Beat egg whites separately until they are stiff and dry. Add to the yolk mixture, stirring briefly.

Mix the flour, baking powder and salt, and sift onto the egg mixture. Gently fold the flour into the eggs just until mixed.

Pour batter into a round cake pan that has been buttered and sprinkled with flour. Bake for 25 minutes at 325F.

CHAMPAGNE SAUCE

Juice of 1/2 lemon
1/2 cup champagne
1/3 cup sugar
2 eggs separated

Mix the lemon juice, champagne and sugar in a saucepan. Stir vigorously over medium heat. Add the egg yolks and cook, stirring, until it thickens. Remove from heat.

Beat egg yolks until stiff. Whisk into the hot yolk mixture. Serve on Lemon Sponge.

(NOTE: It might be fun to use sparkling saskatoon berry beverage in place of the champagne, substituting almond extract for the lemon juice.)

Thursday, September 01, 2005

Week 20 - PASTA PRIMAVERA

Menu of the Week -- 29 August 2005

Breakfast – Yogurt with cherries.
Lunch – Corn on the cob.
Dinner – Pasta Primavera. Deep fried zucchini flowers

PASTA PRIMAVERA
This recipe is adapted from Lorenza’s Pasta, by Lorenza de’Medici. You can easily substitute other vegetables, and use more or less of each as they are available. According to Lorenza, this pasta dish is not served with cheese.

2T butter
1/2 cup canola or olive oil
1/2 chopped onion
1 chopped clove of garlic
1 medium zucchini, sliced (or two small)
2 medium carrots, sliced
1 cup chopped snap peas (or shelled peas)
2-3 large ripe tomatoes
1T each parsley and/or basil
salt and pepper
Cooked pasta for four people (I prefer this with shaped pasta such as bowties or rigatoni, as opposed to long noodles like spaghetti.)

Melt the butter and half the olive oil on medium heat. Add the onions and garlic. Cook, stirring frequently so it doesn’t brown. Add the zucchini, carrots and peas. Cook until the carrots are no longer hard to the bite. Season with salt and pepper.
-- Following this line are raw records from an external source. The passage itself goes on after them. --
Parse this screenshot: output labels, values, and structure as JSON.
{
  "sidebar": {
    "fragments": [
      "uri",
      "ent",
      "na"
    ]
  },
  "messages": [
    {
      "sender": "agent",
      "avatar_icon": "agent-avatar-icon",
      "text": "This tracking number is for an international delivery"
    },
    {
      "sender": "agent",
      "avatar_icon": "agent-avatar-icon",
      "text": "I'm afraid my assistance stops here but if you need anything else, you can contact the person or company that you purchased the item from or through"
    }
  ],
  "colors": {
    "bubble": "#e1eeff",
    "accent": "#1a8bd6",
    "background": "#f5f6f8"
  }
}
Add the cooked pasta along with the tomatoes, herbs and the rest of the oil. Toss it together and cook briefly until the tomatoes are softened. Serve hot.